Importantly, Jesus did not rise again as a mere spirit. His resurrection was also not merely in the minds of the Apostles who had a subjective awareness of His spiritual presence, nor was Jesus’ resurrection the raising of their consciousness to a new level of love or other spiritual affection. Jesus rose again in body and soul. His resurrection is an objective, verifiable truth and not something ephemeral that could never be proved or disproved. If Jesus had not been raised from the dead, we could produce His body. However, to this day, no body of Jesus has ever been recovered. The New Testament books provide historical documentation of the event, and they all agree that Jesus rose on the first day of the week, that one or more angels was present at the empty tomb, that the women were the first to hear of the resurrection, and that the disciples had trouble at first believing that Jesus had indeed been raised from the dead. Jesus’ appearance to multiple people at the same time after the resurrection also makes it impossible that the event was fabricated. Some differences exist in the various accounts of the resurrection, but the accounts can be reconciled. In fact, the differences help confirm the historicity of the event. If every account were identical, we might suspect that one person made up the story and then enforced how it was told. Differences in the story because of different people experiencing it and then telling it from different perspectives confirms the accuracy of the reports. No one was trying to ensure the details were identical because more than one person saw and recounted the events. The events were not made up but witnessed.

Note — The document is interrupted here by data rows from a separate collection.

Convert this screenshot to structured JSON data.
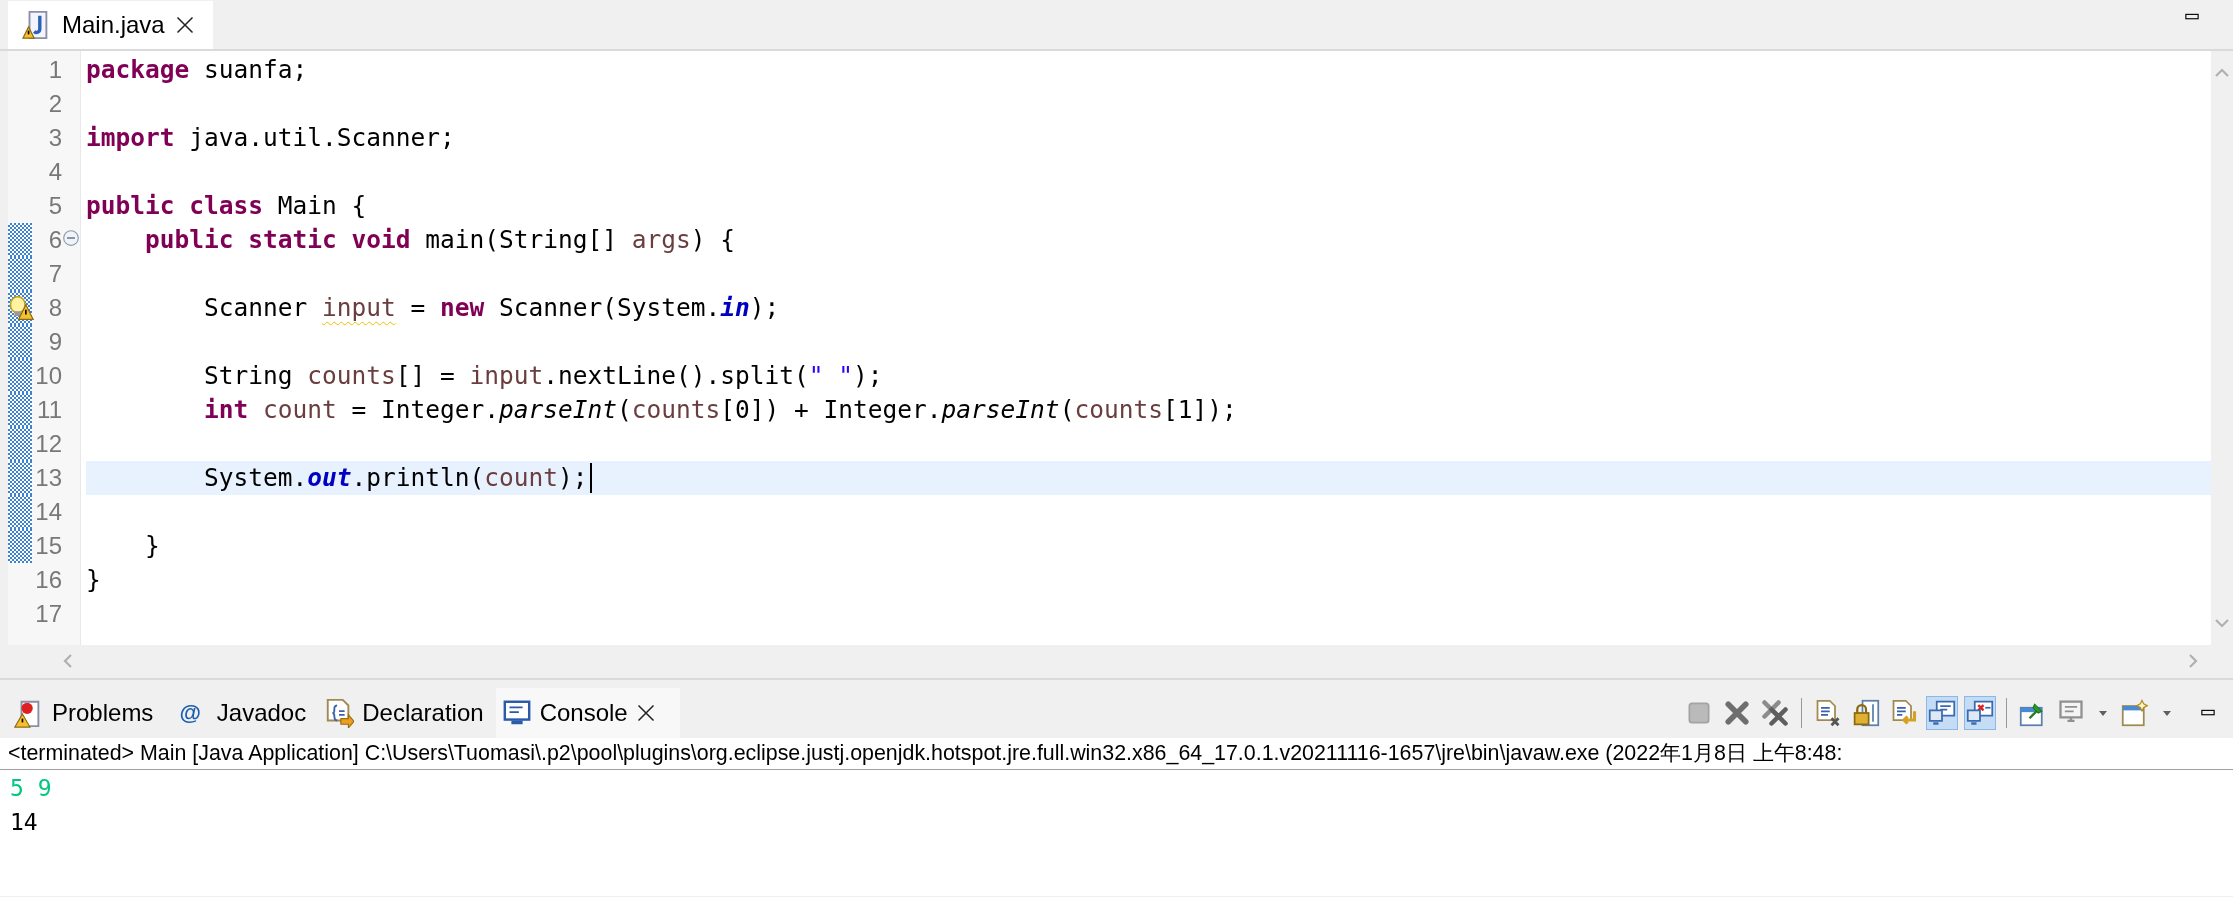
{
  "editor": {
    "tabs": [
      {
        "label": "Main.java",
        "selected": true
      }
    ],
    "lines": [
      {
        "number": "1",
        "changed": false,
        "current": false,
        "fold": false,
        "warning": false,
        "tokens": [
          {
            "kind": "keyword",
            "text": "package"
          },
          {
            "kind": "text",
            "text": " suanfa;"
          }
        ]
      },
      {
        "number": "2",
        "changed": false,
        "current": false,
        "fold": false,
        "warning": false
      },
      {
        "number": "3",
        "changed": false,
        "current": false,
        "fold": false,
        "warning": false,
        "tokens": [
          {
            "kind": "keyword",
            "text": "import"
          },
          {
            "kind": "text",
            "text": " java.util.Scanner;"
          }
        ]
      },
      {
        "number": "4",
        "changed": false,
        "current": false,
        "fold": false,
        "warning": false
      },
      {
        "number": "5",
        "changed": false,
        "current": false,
        "fold": false,
        "warning": false,
        "tokens": [
          {
            "kind": "keyword",
            "text": "public class"
          },
          {
            "kind": "text",
            "text": " Main {"
          }
        ]
      },
      {
        "number": "6",
        "changed": true,
        "current": false,
        "fold": true,
        "warning": false,
        "tokens": [
          {
            "kind": "keyword",
            "text": "    public static void"
          },
          {
            "kind": "text",
            "text": " main(String[] "
          },
          {
            "kind": "local",
            "text": "args"
          },
          {
            "kind": "text",
            "text": ") {"
          }
        ]
      },
      {
        "number": "7",
        "changed": true,
        "current": false,
        "fold": false,
        "warning": false
      },
      {
        "number": "8",
        "changed": true,
        "current": false,
        "fold": false,
        "warning": true,
        "tokens": [
          {
            "kind": "text",
            "text": "        Scanner "
          },
          {
            "kind": "local-warning",
            "text": "input"
          },
          {
            "kind": "text",
            "text": " = "
          },
          {
            "kind": "keyword",
            "text": "new"
          },
          {
            "kind": "text",
            "text": " Scanner(System."
          },
          {
            "kind": "static-field",
            "text": "in"
          },
          {
            "kind": "text",
            "text": ");"
          }
        ]
      },
      {
        "number": "9",
        "changed": true,
        "current": false,
        "fold": false,
        "warning": false
      },
      {
        "number": "10",
        "changed": true,
        "current": false,
        "fold": false,
        "warning": false,
        "tokens": [
          {
            "kind": "text",
            "text": "        String "
          },
          {
            "kind": "local",
            "text": "counts"
          },
          {
            "kind": "text",
            "text": "[] = "
          },
          {
            "kind": "local",
            "text": "input"
          },
          {
            "kind": "text",
            "text": ".nextLine().split("
          },
          {
            "kind": "string",
            "text": "\" \""
          },
          {
            "kind": "text",
            "text": ");"
          }
        ]
      },
      {
        "number": "11",
        "changed": true,
        "current": false,
        "fold": false,
        "warning": false,
        "tokens": [
          {
            "kind": "keyword",
            "text": "        int"
          },
          {
            "kind": "local",
            "text": " count"
          },
          {
            "kind": "text",
            "text": " = Integer."
          },
          {
            "kind": "static-method",
            "text": "parseInt"
          },
          {
            "kind": "text",
            "text": "("
          },
          {
            "kind": "local",
            "text": "counts"
          },
          {
            "kind": "text",
            "text": "[0]) + Integer."
          },
          {
            "kind": "static-method",
            "text": "parseInt"
          },
          {
            "kind": "text",
            "text": "("
          },
          {
            "kind": "local",
            "text": "counts"
          },
          {
            "kind": "text",
            "text": "[1]);"
          }
        ]
      },
      {
        "number": "12",
        "changed": true,
        "current": false,
        "fold": false,
        "warning": false
      },
      {
        "number": "13",
        "changed": true,
        "current": true,
        "fold": false,
        "warning": false,
        "tokens": [
          {
            "kind": "text",
            "text": "        System."
          },
          {
            "kind": "static-field",
            "text": "out"
          },
          {
            "kind": "text",
            "text": ".println("
          },
          {
            "kind": "local",
            "text": "count"
          },
          {
            "kind": "text",
            "text": ");"
          }
        ]
      },
      {
        "number": "14",
        "changed": true,
        "current": false,
        "fold": false,
        "warning": false
      },
      {
        "number": "15",
        "changed": true,
        "current": false,
        "fold": false,
        "warning": false,
        "tokens": [
          {
            "kind": "text",
            "text": "    }"
          }
        ]
      },
      {
        "number": "16",
        "changed": false,
        "current": false,
        "fold": false,
        "warning": false,
        "tokens": [
          {
            "kind": "text",
            "text": "}"
          }
        ]
      },
      {
        "number": "17",
        "changed": false,
        "current": false,
        "fold": false,
        "warning": false
      }
    ]
  },
  "console": {
    "tabs": [
      {
        "kind": "problems",
        "label": "Problems",
        "selected": false
      },
      {
        "kind": "javadoc",
        "glyph": "@",
        "label": "Javadoc",
        "selected": false
      },
      {
        "kind": "declaration",
        "label": "Declaration",
        "selected": false
      },
      {
        "kind": "console",
        "label": "Console",
        "selected": true
      }
    ],
    "toolbar": [
      {
        "kind": "terminate",
        "pressed": false,
        "disabled": true
      },
      {
        "kind": "remove",
        "pressed": false,
        "disabled": false
      },
      {
        "kind": "remove-all",
        "pressed": false,
        "disabled": false
      },
      {
        "kind": "separator"
      },
      {
        "kind": "clear",
        "pressed": false,
        "disabled": false
      },
      {
        "kind": "scroll-lock",
        "pressed": false,
        "disabled": false
      },
      {
        "kind": "word-wrap",
        "pressed": false,
        "disabled": false
      },
      {
        "kind": "stdout",
        "pressed": true,
        "disabled": false
      },
      {
        "kind": "stderr",
        "pressed": true,
        "disabled": false
      },
      {
        "kind": "separator"
      },
      {
        "kind": "pin",
        "pressed": false,
        "disabled": false
      },
      {
        "kind": "display",
        "pressed": false,
        "disabled": false
      },
      {
        "kind": "dropdown",
        "pressed": false,
        "disabled": false
      },
      {
        "kind": "open-console",
        "pressed": false,
        "disabled": false
      },
      {
        "kind": "dropdown",
        "pressed": false,
        "disabled": false
      }
    ],
    "header": "<terminated> Main [Java Application] C:\\Users\\Tuomasi\\.p2\\pool\\plugins\\org.eclipse.justj.openjdk.hotspot.jre.full.win32.x86_64_17.0.1.v20211116-1657\\jre\\bin\\javaw.exe  (2022年1月8日 上午8:48:",
    "output": [
      {
        "kind": "input",
        "text": "5 9"
      },
      {
        "kind": "output",
        "text": "14"
      }
    ]
  }
}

The resurrection of Jesus is vital for several reasons. First, it demonstrates that Jesus was a teacher of the truth and a prophet. What He predicted actually occurred. Second, it confirms that Jesus was innocent of all sin. Death could not hold Jesus, and that is only because He had no personal sin of His own. People die only because they are born in sin, and without sin, there would be no death. In His death, Jesus fully paid the penalty for His people’s sins, so they could not keep Him in the grave. Finally, the resurrection of Jesus proves that God accepted His atonement for our sin. He was raised for our justification. Because He was a perfect offering for sin, God accepted His death as the true and complete atonement for our sin, and He showed this by bringing Jesus back to life.

Father, Son, and Holy Spirit worked together in order to raise Jesus from the dead (John 10:17–18; Acts 2:32; Rom. 8:11; Eph. 1:15–23). If He had not been raised, we would still be in our sins and would have no hope in this world. Because He has been raised from the dead, we who trust in Him alone for salvation will surely live forever, and we can look forward in hope to the renewal of all creation (Rom. 8).

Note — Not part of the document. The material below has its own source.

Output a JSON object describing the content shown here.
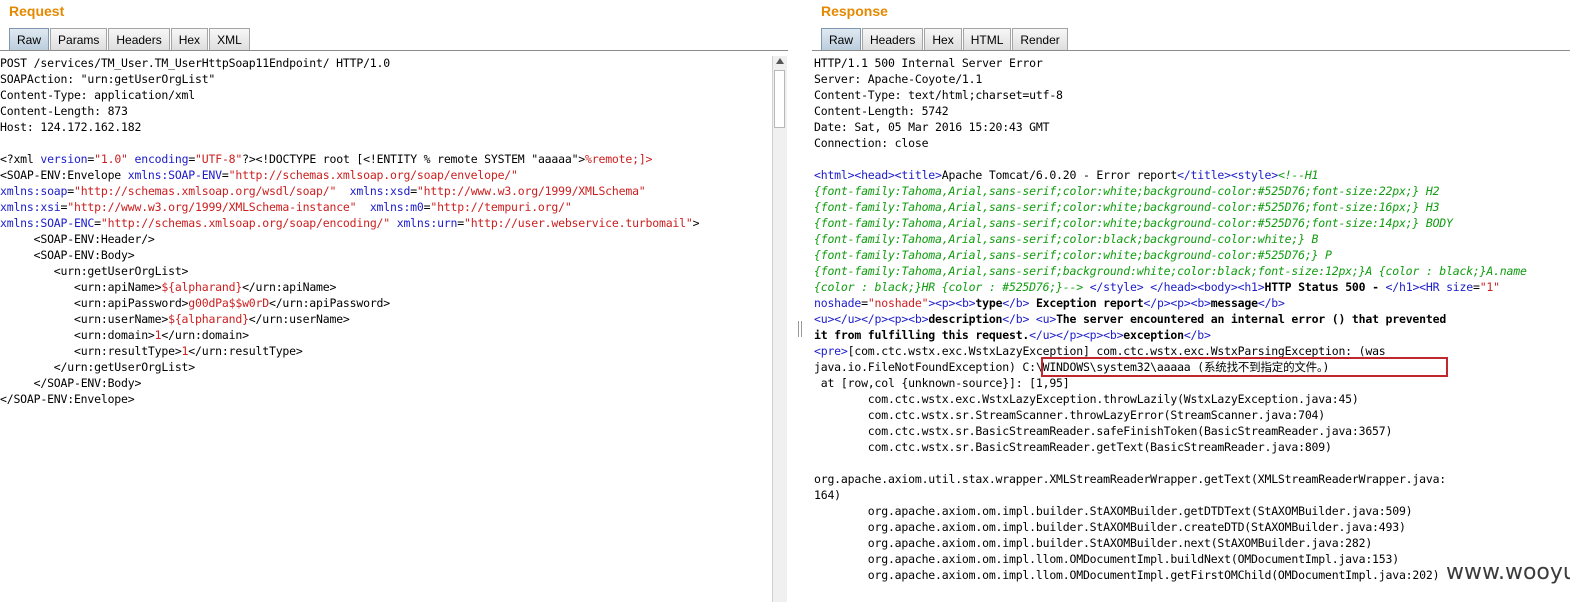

By vindicating Christ in His resurrection, the Father declared His acceptance of Jesus’ work on our behalf. Our justification in this theological sense rests on the imputed righteousness of Christ, so the reality of that transaction is linked to Christ’s resurrection. Had Christ not been raised, we would have a mediator whose redeeming work in our behalf was not acceptable to God.

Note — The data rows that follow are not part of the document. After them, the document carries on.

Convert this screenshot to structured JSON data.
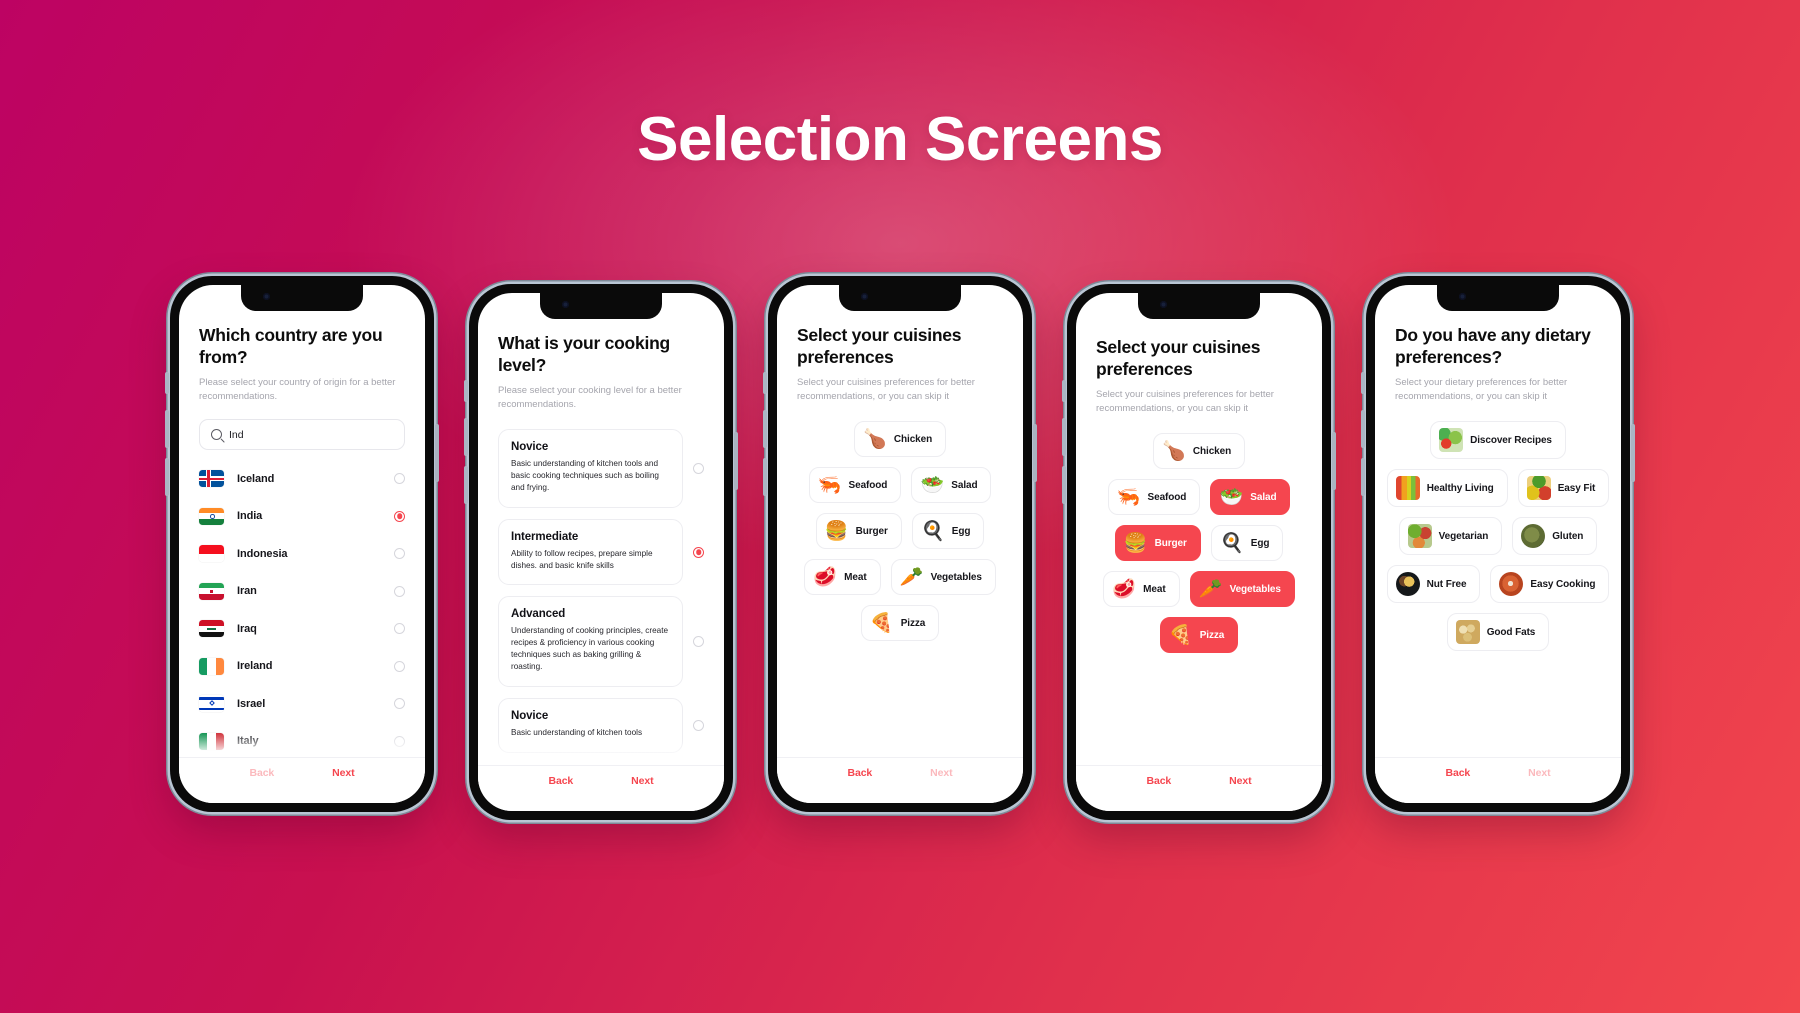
{
  "header": {
    "title": "Selection Screens"
  },
  "theme": {
    "accent": "#F5464F",
    "accent_dim": "#FBB9BD",
    "bg_start": "#BD0363",
    "bg_end": "#F2464D",
    "card_border": "#EDEDF1",
    "text": "#111116",
    "muted": "#A5A5AD"
  },
  "footer": {
    "back": "Back",
    "next": "Next"
  },
  "screens": [
    {
      "id": "country",
      "title": "Which country are you from?",
      "subtitle": "Please select your country of origin for a better recommendations.",
      "search": {
        "value": "Ind",
        "placeholder": "Search"
      },
      "countries": [
        {
          "name": "Iceland",
          "selected": false
        },
        {
          "name": "India",
          "selected": true
        },
        {
          "name": "Indonesia",
          "selected": false
        },
        {
          "name": "Iran",
          "selected": false
        },
        {
          "name": "Iraq",
          "selected": false
        },
        {
          "name": "Ireland",
          "selected": false
        },
        {
          "name": "Israel",
          "selected": false
        },
        {
          "name": "Italy",
          "selected": false
        }
      ],
      "footer": {
        "back": "Back",
        "back_disabled": true,
        "next": "Next",
        "next_disabled": false
      }
    },
    {
      "id": "cooking-level",
      "title": "What is your cooking level?",
      "subtitle": "Please select your cooking level for a better recommendations.",
      "levels": [
        {
          "name": "Novice",
          "description": "Basic understanding of kitchen tools and basic cooking techniques such as boiling and frying.",
          "selected": false
        },
        {
          "name": "Intermediate",
          "description": "Ability to follow recipes, prepare simple dishes. and basic knife skills",
          "selected": true
        },
        {
          "name": "Advanced",
          "description": "Understanding of cooking principles, create recipes & proficiency in various cooking techniques such as baking grilling & roasting.",
          "selected": false
        },
        {
          "name": "Novice",
          "description": "Basic understanding of kitchen tools",
          "selected": false
        }
      ],
      "footer": {
        "back": "Back",
        "back_disabled": false,
        "next": "Next",
        "next_disabled": false
      }
    },
    {
      "id": "cuisines-empty",
      "title": "Select your cuisines preferences",
      "subtitle": "Select your cuisines preferences for better recommendations, or you can skip it",
      "chip_rows": [
        [
          {
            "label": "Chicken",
            "icon": "chicken-leg-icon",
            "emoji": "🍗",
            "selected": false
          }
        ],
        [
          {
            "label": "Seafood",
            "icon": "shrimp-icon",
            "emoji": "🦐",
            "selected": false
          },
          {
            "label": "Salad",
            "icon": "salad-icon",
            "emoji": "🥗",
            "selected": false
          }
        ],
        [
          {
            "label": "Burger",
            "icon": "burger-icon",
            "emoji": "🍔",
            "selected": false
          },
          {
            "label": "Egg",
            "icon": "egg-icon",
            "emoji": "🍳",
            "selected": false
          }
        ],
        [
          {
            "label": "Meat",
            "icon": "meat-icon",
            "emoji": "🥩",
            "selected": false
          },
          {
            "label": "Vegetables",
            "icon": "vegetables-icon",
            "emoji": "🥕",
            "selected": false
          }
        ],
        [
          {
            "label": "Pizza",
            "icon": "pizza-icon",
            "emoji": "🍕",
            "selected": false
          }
        ]
      ],
      "footer": {
        "back": "Back",
        "back_disabled": false,
        "next": "Next",
        "next_disabled": true
      }
    },
    {
      "id": "cuisines-selected",
      "title": "Select your cuisines preferences",
      "subtitle": "Select your cuisines preferences for better recommendations, or you can skip it",
      "chip_rows": [
        [
          {
            "label": "Chicken",
            "icon": "chicken-leg-icon",
            "emoji": "🍗",
            "selected": false
          }
        ],
        [
          {
            "label": "Seafood",
            "icon": "shrimp-icon",
            "emoji": "🦐",
            "selected": false
          },
          {
            "label": "Salad",
            "icon": "salad-icon",
            "emoji": "🥗",
            "selected": true
          }
        ],
        [
          {
            "label": "Burger",
            "icon": "burger-icon",
            "emoji": "🍔",
            "selected": true
          },
          {
            "label": "Egg",
            "icon": "egg-icon",
            "emoji": "🍳",
            "selected": false
          }
        ],
        [
          {
            "label": "Meat",
            "icon": "meat-icon",
            "emoji": "🥩",
            "selected": false
          },
          {
            "label": "Vegetables",
            "icon": "vegetables-icon",
            "emoji": "🥕",
            "selected": true
          }
        ],
        [
          {
            "label": "Pizza",
            "icon": "pizza-icon",
            "emoji": "🍕",
            "selected": true
          }
        ]
      ],
      "footer": {
        "back": "Back",
        "back_disabled": false,
        "next": "Next",
        "next_disabled": false
      }
    },
    {
      "id": "dietary",
      "title": "Do you have any dietary preferences?",
      "subtitle": "Select your dietary preferences for better recommendations, or you can skip it",
      "chip_rows": [
        [
          {
            "label": "Discover Recipes",
            "icon": "vegetables-photo",
            "selected": false
          }
        ],
        [
          {
            "label": "Healthy Living",
            "icon": "juices-photo",
            "selected": false
          },
          {
            "label": "Easy Fit",
            "icon": "fruit-photo",
            "selected": false
          }
        ],
        [
          {
            "label": "Vegetarian",
            "icon": "veggie-basket-photo",
            "selected": false
          },
          {
            "label": "Gluten",
            "icon": "grain-bowl-photo",
            "selected": false
          }
        ],
        [
          {
            "label": "Nut Free",
            "icon": "plate-photo",
            "selected": false
          },
          {
            "label": "Easy Cooking",
            "icon": "soup-photo",
            "selected": false
          }
        ],
        [
          {
            "label": "Good Fats",
            "icon": "spread-photo",
            "selected": false
          }
        ]
      ],
      "footer": {
        "back": "Back",
        "back_disabled": false,
        "next": "Next",
        "next_disabled": true
      }
    }
  ]
}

R.C. Sproul

Resurrection and Justification

Tabletalk magazine

The cause of death is Adam, and we die in him: hence Christ, whose office it is to restore to us what we lost in Adam, is the cause of life to us; and his resurrection is the ground-work and pledge of ours. And as the former was the beginning of death, so the latter is of life.

John Calvin

Commentary on 1 Corinthians 15:21

[Jesus] knew His Father would grant to Him all things which He asked, and would raise Him from the dead.

Justin Martyr

Dialogue with Trypho

The bodies of the unjust shall, by the power of Christ, be raised to dishonor: the bodies of the just, by his Spirit, unto honor; and be made conformable to his own glorious body.